According to the NC Insider, Decker told the board that money in the JDIG incentives fund would run out by late October without legislative action to increase the cap. She said the state is pursuing a project that would take 80 percent of the fund’s balance, leaving little for about 30 other projects, with 10,000 jobs, which she said are in the pipeline.
“We won’t get all of those jobs even with the Job Development Investment Grant, but I can assure you we will get fewer of them if we don’t have it,” Decker told the group.
“North Carolina is the best product on the market,” Decker said on Friday. “We will continue to use the tools we have to create jobs here.”
This week Democratic U.S. Sen. Kay Hagan became the latest official to ask the governor to act.
Speaking at the N.C. Business & Economic Development Summit in Washington, Hagan said “Right now, one of our state’s most important job recruitment tools is at risk.”
Three Charlotte leaders had also joined the call for McCrory to reconvene state legislators in a special session.
Charlotte Mayor Dan Clodfelter, Mecklenburg County commissioners Chairman Trevor Fuller and Charlotte Chamber President and CEO Bob Morgan sent McCrory a letter this month asking for the session, saying the incentives money is “critical to growing the state’s economy.”

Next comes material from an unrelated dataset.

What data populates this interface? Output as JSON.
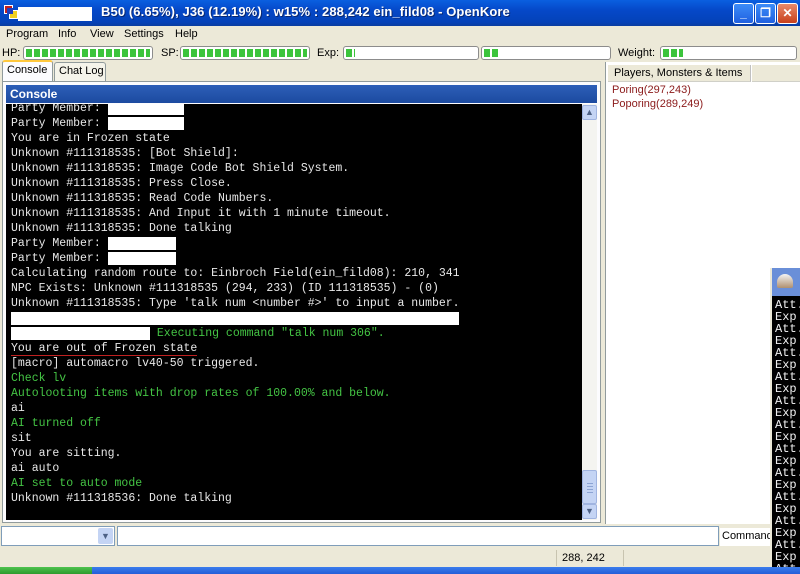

Other groups that oppose incentives, such as Americans for Prosperity, had urged the governor not to call a special session.